Task description: Find the lines of data that contain the string "screenshot", then list them.

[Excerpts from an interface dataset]

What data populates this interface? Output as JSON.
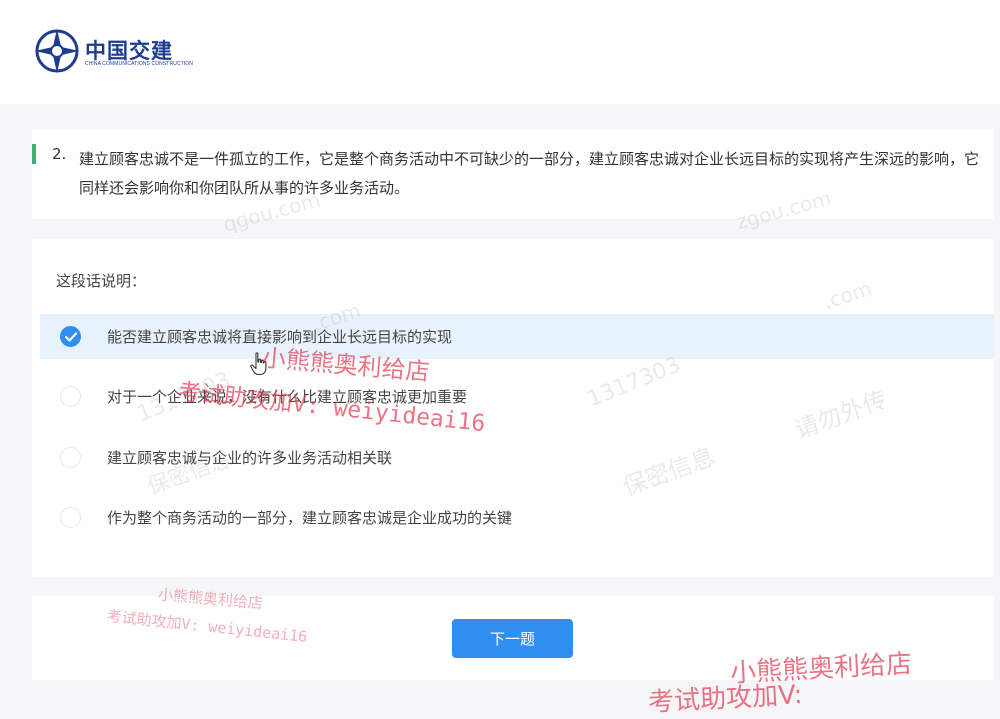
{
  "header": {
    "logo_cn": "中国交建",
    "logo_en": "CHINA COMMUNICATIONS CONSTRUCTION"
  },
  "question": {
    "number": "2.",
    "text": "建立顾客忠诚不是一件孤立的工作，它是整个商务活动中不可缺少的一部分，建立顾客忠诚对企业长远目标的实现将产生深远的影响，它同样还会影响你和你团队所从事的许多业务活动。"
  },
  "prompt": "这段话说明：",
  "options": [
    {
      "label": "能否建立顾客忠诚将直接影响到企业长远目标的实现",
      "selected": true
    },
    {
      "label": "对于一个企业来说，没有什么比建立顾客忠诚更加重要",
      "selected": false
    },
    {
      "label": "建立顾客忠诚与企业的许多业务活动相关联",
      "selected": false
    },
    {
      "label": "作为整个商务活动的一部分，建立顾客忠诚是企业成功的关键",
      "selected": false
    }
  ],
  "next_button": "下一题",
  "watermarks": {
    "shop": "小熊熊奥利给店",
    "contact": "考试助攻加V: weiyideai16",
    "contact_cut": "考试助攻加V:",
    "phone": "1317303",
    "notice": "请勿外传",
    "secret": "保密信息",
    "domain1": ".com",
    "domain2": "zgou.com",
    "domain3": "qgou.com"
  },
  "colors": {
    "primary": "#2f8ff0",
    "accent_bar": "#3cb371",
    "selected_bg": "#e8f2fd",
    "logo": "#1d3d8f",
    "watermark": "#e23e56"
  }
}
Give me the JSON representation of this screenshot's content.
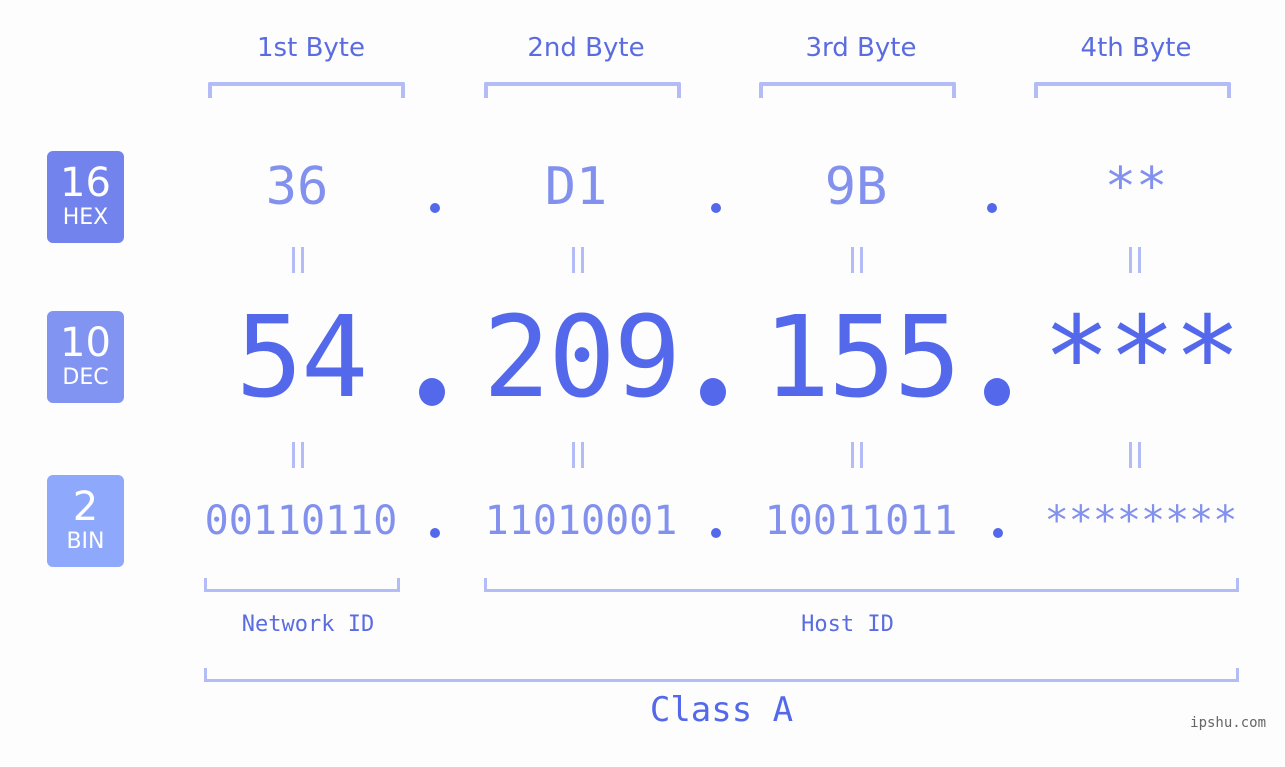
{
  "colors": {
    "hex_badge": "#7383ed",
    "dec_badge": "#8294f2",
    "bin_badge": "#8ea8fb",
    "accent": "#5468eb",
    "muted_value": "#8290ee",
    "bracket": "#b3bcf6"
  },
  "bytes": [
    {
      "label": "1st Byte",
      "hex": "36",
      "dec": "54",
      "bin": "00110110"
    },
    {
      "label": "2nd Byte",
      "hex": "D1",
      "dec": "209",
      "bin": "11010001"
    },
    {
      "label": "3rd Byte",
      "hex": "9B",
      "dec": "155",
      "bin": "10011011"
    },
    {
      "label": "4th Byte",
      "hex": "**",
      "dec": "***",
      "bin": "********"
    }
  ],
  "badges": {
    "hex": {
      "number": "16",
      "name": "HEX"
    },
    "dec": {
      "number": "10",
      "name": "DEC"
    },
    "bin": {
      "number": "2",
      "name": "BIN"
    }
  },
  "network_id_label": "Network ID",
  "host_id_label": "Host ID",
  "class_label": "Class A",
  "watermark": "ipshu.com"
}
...
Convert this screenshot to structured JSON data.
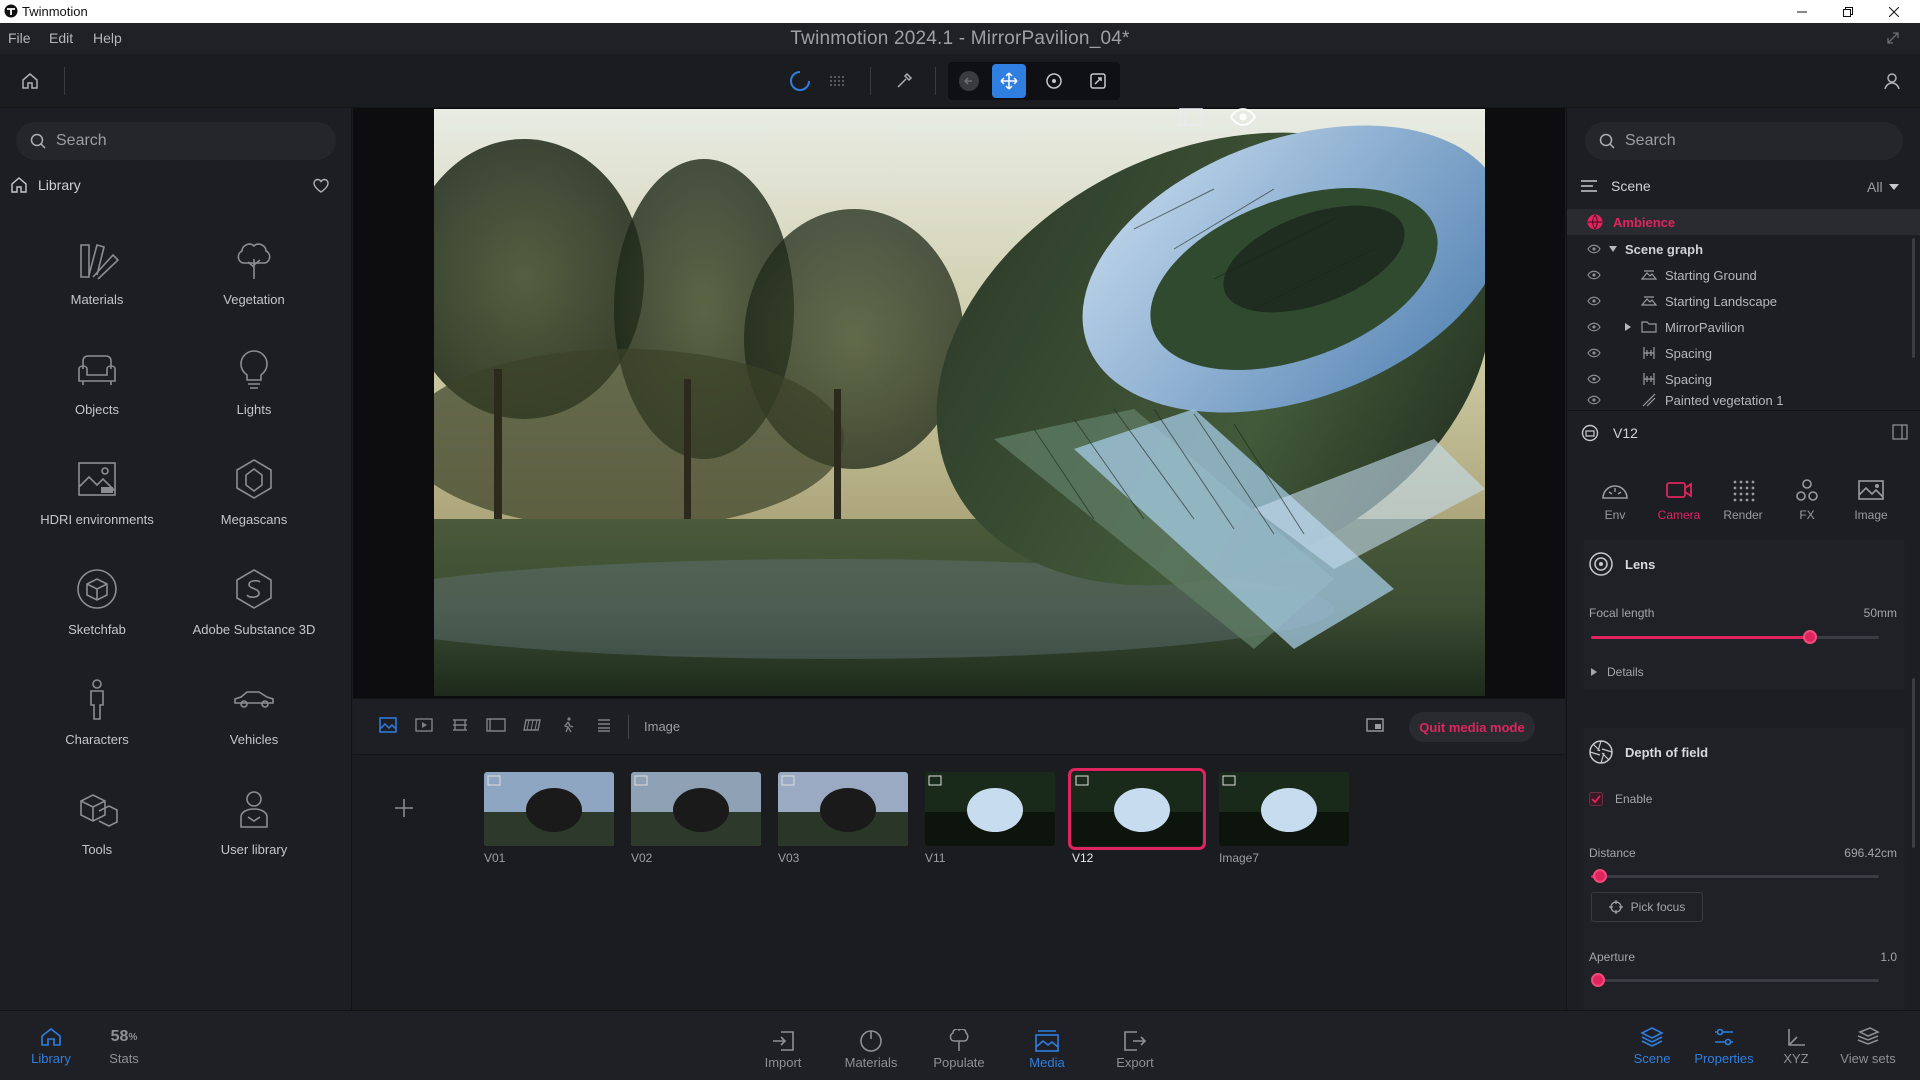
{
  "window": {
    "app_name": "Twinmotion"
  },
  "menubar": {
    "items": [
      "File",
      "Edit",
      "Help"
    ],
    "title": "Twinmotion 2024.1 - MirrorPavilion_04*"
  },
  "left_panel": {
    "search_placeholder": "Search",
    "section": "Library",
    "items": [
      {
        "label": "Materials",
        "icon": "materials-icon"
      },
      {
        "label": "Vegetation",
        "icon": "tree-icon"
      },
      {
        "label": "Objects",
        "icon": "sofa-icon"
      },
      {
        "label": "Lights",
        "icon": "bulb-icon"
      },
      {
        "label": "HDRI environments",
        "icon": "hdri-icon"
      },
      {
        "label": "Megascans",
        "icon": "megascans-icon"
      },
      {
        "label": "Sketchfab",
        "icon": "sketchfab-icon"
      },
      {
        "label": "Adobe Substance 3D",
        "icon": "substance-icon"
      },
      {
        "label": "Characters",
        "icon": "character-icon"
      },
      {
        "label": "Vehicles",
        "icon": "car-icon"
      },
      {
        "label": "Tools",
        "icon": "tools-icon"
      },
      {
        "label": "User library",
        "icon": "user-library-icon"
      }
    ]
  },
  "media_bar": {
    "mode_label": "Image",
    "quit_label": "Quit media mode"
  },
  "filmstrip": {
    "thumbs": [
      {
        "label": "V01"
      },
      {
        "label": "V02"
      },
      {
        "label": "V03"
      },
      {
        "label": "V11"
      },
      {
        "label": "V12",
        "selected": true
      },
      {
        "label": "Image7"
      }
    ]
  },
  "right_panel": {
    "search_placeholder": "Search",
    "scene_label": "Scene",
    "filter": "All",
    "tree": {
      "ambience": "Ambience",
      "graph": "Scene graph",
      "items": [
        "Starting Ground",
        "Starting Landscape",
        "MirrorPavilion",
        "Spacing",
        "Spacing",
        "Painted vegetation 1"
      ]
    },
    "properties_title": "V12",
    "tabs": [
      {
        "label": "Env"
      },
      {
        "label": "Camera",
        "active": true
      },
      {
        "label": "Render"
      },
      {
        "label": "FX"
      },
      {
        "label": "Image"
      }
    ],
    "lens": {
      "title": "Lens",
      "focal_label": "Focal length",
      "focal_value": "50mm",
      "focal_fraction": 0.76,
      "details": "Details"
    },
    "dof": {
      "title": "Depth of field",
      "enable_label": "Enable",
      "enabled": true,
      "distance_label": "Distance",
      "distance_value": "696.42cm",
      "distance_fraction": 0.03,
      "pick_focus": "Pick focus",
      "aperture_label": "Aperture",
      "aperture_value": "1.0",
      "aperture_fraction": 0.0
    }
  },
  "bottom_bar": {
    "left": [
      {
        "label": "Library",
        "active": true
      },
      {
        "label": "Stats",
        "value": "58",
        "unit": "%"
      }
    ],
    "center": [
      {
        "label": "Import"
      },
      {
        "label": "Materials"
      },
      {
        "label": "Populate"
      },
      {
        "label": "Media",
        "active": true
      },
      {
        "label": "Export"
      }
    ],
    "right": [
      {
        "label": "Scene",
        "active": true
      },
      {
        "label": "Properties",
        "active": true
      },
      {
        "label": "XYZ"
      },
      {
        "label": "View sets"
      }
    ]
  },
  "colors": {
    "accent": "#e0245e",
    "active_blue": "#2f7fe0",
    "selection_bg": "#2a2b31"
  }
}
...
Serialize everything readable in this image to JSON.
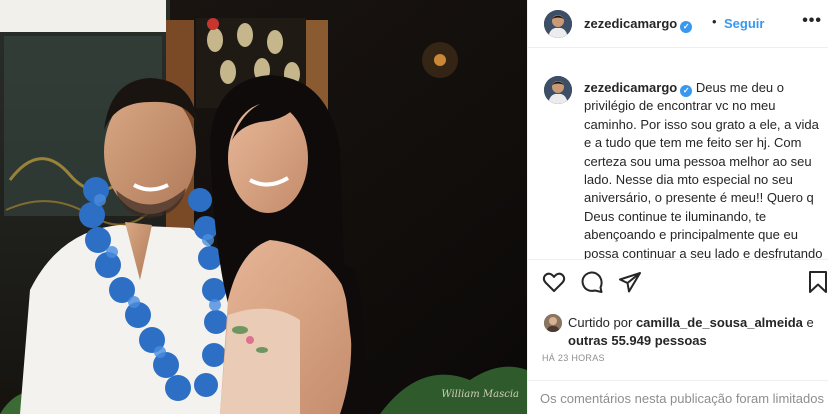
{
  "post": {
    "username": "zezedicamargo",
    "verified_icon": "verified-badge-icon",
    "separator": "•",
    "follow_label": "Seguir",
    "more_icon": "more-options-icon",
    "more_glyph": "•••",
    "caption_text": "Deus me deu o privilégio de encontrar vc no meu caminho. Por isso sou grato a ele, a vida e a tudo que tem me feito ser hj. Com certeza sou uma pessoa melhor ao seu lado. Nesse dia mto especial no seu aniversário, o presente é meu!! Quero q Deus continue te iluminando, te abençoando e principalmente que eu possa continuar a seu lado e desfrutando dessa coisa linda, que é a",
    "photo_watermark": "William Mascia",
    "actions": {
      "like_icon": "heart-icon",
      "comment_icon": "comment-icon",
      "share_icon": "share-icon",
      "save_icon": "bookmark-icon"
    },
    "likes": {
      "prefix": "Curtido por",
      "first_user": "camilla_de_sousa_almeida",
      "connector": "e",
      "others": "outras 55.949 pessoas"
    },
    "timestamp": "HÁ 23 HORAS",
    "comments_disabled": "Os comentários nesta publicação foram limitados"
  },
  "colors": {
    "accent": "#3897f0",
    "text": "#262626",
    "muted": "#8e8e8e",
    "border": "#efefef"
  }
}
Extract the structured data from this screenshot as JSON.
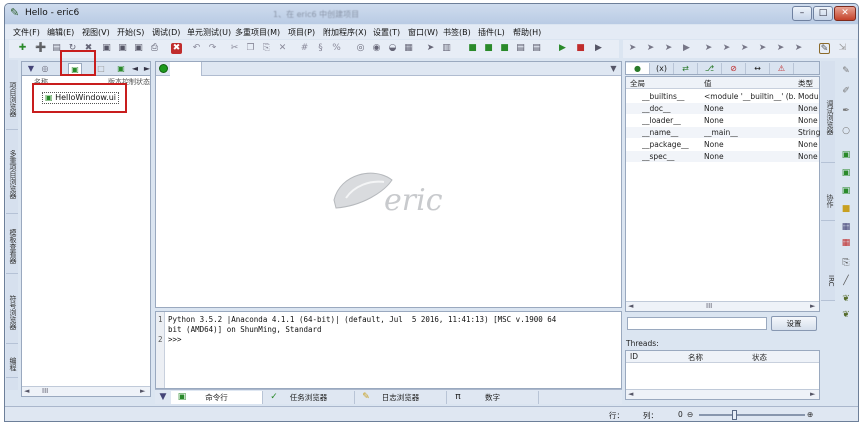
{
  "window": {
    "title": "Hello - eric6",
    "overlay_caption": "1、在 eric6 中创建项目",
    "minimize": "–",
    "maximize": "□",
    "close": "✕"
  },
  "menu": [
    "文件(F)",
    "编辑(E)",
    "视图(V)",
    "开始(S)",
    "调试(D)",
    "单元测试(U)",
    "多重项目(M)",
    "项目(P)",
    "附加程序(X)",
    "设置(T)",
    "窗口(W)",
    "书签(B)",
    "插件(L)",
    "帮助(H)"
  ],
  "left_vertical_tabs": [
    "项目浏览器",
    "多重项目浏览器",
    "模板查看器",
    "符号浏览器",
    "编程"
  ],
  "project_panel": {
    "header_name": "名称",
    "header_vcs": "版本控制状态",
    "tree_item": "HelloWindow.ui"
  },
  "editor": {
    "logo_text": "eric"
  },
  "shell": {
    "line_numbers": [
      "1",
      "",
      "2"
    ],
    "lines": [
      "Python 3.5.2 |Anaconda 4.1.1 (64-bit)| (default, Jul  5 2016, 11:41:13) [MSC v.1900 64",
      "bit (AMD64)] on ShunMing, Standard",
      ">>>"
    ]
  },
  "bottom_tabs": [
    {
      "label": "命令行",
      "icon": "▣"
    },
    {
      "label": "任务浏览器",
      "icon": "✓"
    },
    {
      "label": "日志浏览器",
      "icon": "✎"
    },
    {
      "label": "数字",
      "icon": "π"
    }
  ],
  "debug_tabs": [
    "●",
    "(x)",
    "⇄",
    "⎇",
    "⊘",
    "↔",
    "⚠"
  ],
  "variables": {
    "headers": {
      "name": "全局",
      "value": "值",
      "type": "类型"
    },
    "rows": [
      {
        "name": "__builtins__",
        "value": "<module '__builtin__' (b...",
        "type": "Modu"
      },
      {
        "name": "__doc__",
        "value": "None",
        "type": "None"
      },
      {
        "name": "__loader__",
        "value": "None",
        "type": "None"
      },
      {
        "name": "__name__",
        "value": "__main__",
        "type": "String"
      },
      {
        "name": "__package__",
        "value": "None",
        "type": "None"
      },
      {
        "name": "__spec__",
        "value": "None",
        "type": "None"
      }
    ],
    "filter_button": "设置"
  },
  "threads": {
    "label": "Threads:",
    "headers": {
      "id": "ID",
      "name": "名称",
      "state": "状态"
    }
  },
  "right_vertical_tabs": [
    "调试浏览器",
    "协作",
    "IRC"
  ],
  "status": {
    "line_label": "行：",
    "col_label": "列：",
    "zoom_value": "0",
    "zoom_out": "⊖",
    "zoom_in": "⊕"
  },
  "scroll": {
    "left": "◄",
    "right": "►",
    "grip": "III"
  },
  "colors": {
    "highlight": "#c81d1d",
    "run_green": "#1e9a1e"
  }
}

Answer for the task:
Give me the JSON representation of this screenshot's content.
Convert this screenshot to structured JSON data.
Extract the structured data from this screenshot as JSON.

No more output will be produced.